While conventional (all out) war is what nations and Armed Forces prepare for – it is the other threats comprising Terrorism, Electronic and Cyber Warfare, Economic Warfare, Psychological Operations and Deception which they are increasingly being confronted with on almost continuous basis. The recent allegations of Cyber Attacks playing a decisive role in the US elections are a clear example of the manifest threat and it’s potential.
Closer home, the demonetization narrative has shifted to cashless economy and digital transactions. Cyber security related concerns have rightly been flagged but the focus is more on security of individual financial transactions whereas the national security dimension has mostly been overlooked.
The concept of “Critical Infrastructure” is now well enshrined in national security doctrines of many countries including India. Defence, Telecommunication, Financial Services, Energy and Transport sectors typically comprise the critical infrastructure. Inevitable reliance on a network of electronic devices and software that communicate over cable or wireless (collectively termed as the Critical Information Infrastructure) has made them more effective as well as more vulnerable to cyber-attacks.
The Defence, Energy and Transport sectors typically employ dedicated networks, standalone machines, air gaps and firewalls to isolate their systems from cyber-attacks. Telecommunications cannot be segregated because of its unique nature as facilitator as well as target. When it comes to the Banking and Financial sector – a cash based economy is a form of firewall against cyber-attacks.
It can be stated with near certainty that any future war with our adversaries will start with a massive assault on the critical infrastructure. Cashless economies (as reportedly exist in some Scandinavian countries) can be totally devastated by such a deliberate Electronic or Cyber assault vis-à-vis economies which rely on a mix of digital and cash.
For a country like India where we have just set up the National Critical Information Infrastructure Protection Centre (NCIIPC) in 2014 and the procedures, SOPs and subordinate organisations are not 100% integrated, it would be prudent to incorporate a strategic view and formulate a timetable of cash to cashless ratio that we wish to adopt based on our long term threat perception and preparedness. Similarly the threat of counterfeit currency aiding terrorism has to be carefully weighed against the threat of non-state actors profiteering from hacking which is a much easier option.

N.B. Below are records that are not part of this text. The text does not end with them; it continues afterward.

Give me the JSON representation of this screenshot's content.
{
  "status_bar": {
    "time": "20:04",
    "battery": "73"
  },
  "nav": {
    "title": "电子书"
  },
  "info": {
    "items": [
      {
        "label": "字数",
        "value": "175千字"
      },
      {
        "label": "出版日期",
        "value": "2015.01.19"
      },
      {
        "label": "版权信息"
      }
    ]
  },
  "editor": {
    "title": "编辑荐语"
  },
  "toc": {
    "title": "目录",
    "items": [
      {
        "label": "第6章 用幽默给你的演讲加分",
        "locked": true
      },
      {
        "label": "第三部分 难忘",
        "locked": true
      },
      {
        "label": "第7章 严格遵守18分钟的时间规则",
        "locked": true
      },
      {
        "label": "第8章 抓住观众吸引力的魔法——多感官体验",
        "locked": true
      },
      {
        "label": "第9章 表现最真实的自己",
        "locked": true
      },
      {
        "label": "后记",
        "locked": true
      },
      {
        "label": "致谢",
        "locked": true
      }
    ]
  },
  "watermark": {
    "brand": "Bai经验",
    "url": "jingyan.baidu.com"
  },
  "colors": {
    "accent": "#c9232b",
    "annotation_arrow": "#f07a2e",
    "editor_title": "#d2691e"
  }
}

Anyone who has experienced the pre mid-nineties era of paper based bank ledgers and stock certificates will instantly realize the enormous tangible and intangible benefits of a digital economy. However, a complete disregard for the national security vulnerabilities it causes would not be prudent and the government would hopefully factor this into its calculus.